Drummers searching for that esoteric combination of vintage appearance with modern playability need no longer haunt pawnshops and used-instrument music stores, because Maryland Drum Company has taken care of all that for you.

Dark, dry and definitely jazzy, the 100 percent maple Timepiece Series set consists of a 14-inch x 18-inch bass drum, 8-inch x 12-inch and 14-inch x 14-inch toms (each with six-ply shells), and a 6-inch x 14-inch snare. This snare drum, reminiscent of an old Slingerland Radio King, has a 10-ply shell, with six-ply reinforcing rings and 10 tuning lugs on each side. The drums come outfitted with Earthtone goatskin heads on the batter sides (the bass drum is equipped with them on both ends). The insides of the shells are antiqued as well as the outer finish (more about this later).

Retro is the look indeed, with “stick chopper” nonflanged snare and tom rims that are nickel-plated-as are the entire set’s claw hooks, tension rods and distinctive, small-as-possible triangular wedge-shaped aluminum lugs and all the hardware, down to the smallest screw. The bass drum spur assemblies continue the triangular aesthetic of the lugs. Sensibly, the bass drum spurs have no rubber tips, although a pair is included should someone want to place them over the metal spikes.

Ultimately, no matter how impressive the amount of care and attention to detail by the manufacturer, the only true measure of a drum set’s quality is its sound. Told that this series “was specifically made for East Coast jazz guys,” I interpreted that to mean the kind of full, round, woody sound that blends perfectly with upright bassists in specific acoustic environments (read: seedy dives). After playing them on several gigs, my opinion is that Larsen and Coale have hit it right on the head (bad pun fully intended).

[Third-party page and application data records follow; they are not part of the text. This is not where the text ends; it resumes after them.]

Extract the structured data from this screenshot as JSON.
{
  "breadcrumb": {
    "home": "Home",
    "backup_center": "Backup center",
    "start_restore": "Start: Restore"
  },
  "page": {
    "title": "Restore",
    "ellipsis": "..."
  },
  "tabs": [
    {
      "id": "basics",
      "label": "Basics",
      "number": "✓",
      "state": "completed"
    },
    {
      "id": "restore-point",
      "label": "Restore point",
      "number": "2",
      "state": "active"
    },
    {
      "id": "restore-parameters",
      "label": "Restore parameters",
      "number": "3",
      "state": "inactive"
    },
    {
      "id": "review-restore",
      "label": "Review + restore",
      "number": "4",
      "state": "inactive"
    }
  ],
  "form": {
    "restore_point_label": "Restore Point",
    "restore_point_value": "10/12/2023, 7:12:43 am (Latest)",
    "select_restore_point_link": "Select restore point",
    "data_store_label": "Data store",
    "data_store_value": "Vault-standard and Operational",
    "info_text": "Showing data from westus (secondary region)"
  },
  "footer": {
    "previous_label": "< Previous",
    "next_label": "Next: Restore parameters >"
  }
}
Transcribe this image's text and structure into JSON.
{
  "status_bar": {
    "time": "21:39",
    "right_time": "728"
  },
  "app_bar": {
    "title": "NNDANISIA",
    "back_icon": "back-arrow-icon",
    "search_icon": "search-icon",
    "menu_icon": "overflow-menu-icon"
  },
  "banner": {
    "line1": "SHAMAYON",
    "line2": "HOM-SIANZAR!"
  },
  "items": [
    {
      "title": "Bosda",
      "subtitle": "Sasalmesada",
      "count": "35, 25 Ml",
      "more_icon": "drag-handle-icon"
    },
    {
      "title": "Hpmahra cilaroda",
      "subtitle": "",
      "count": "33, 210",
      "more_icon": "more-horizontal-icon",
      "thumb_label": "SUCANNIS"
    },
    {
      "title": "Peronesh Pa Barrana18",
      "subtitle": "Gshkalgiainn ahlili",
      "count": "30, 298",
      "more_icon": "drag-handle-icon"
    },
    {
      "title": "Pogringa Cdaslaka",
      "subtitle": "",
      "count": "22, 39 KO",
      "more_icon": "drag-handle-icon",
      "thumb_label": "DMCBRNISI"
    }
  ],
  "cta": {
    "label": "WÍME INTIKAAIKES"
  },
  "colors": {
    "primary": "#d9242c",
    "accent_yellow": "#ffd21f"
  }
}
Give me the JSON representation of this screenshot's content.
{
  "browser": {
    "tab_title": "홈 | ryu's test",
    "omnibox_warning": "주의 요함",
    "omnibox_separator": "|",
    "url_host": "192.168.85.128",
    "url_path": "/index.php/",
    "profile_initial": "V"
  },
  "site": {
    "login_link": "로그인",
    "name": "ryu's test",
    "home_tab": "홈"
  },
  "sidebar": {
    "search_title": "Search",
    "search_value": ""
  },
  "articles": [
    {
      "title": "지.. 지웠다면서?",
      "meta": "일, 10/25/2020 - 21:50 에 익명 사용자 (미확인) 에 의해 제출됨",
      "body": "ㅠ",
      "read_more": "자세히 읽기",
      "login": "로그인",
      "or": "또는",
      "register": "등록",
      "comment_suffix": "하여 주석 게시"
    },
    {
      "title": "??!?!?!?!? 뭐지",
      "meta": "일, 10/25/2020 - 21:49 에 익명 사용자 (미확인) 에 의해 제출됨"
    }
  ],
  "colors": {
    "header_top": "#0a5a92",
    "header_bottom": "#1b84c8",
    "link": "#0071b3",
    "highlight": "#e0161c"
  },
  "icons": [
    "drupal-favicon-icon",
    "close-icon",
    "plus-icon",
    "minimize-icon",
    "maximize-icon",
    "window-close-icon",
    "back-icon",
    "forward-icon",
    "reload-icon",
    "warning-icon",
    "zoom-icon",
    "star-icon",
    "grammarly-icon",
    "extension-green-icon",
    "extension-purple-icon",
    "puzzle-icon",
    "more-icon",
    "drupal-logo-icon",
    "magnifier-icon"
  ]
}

Although I love the sound of a wide-open jazz bass drum, this one rang just a bit too much for me, with the harmonic overtones obscuring the fundamental. However, that minor distraction was easily solved without even changing heads-nothing that a moleskin pad at the beater strike-point and a strategically placed piece of electrical tape couldn’t cure. The toms are remarkable, evoking that great Gretsch sound with just a hint of the more controlled quality of the old Sonor Phonics. The snare drum, though, is simply incredible.

Keep in mind, I’ve never really met a drum I didn’t like (well, maybe a few). But excuse me while I rant and rave about this particular snare, which possessed the most evenly crisp response over its entire diameter of any I have ever encountered. The sheer ease in playability of this drum, with its expressive voice speaking clearly and cleanly at all volume levels, enabled a sense of articulation that I have only rarely experienced. Suffice it to say this is the best-feeling snare drum I’ve played in a long, long time.

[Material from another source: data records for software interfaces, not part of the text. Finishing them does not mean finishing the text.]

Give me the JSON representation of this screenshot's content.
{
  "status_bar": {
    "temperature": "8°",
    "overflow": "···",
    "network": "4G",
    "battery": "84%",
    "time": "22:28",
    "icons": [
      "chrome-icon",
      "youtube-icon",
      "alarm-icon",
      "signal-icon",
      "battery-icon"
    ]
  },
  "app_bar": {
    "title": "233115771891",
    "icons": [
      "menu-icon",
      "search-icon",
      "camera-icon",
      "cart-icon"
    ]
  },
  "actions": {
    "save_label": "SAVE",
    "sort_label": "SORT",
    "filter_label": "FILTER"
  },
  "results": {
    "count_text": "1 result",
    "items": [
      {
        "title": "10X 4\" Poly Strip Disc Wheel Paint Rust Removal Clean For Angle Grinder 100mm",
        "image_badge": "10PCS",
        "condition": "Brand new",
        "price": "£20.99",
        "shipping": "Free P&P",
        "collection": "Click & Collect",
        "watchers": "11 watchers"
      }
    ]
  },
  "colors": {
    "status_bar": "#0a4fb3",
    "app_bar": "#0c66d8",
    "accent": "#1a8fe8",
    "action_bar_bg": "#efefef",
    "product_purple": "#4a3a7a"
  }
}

The pain of my all-too-brief affair with Maryland Drums has been assuaged somewhat by holding onto its MAC series 6-inch x 13-inch snare for a while longer. This drum has the same shell as above but in gray gloss with a unique embedded sparkle effect and chrome plated aluminum hardware, which brings me to an important point. Besides its top-of-the-line drums I’m reviewing here, Maryland Drums custom-build other less expensive ones as well: The MAA, DC and SL Series, 20-ply and Black Brass snares, additional options of anodized silver hardware for jazz, rock, fusion-they do it all. Buy American! (And check out for more info on the other models.)

Since I’ve never understood the concept behind prewashed jeans, the distressed look of these drums eludes my personal sensibilities. An otherwise nice hand-painted cinnamon satin finish has been purposely gouged, poked and scratched to make the set look like it survived being thrown down a flight of stairs in the 1940s. But that’s just me. The Timepiece Series also comes in striped wheat-a harvest gold that also features the same distressed effect, which does give me an idea, though: How about preused drum cases? With airline tags, regional stickers and broken straps held together with old belts and duct tape, an aspiring drummer could convince his friends he’d been on the road for years without his kit ever leaving the basement. If you’re interested, contact me via JazzTimes. I’m sure we can work something out, because one of these days, I’ve got to clean out the garage.

Originally Published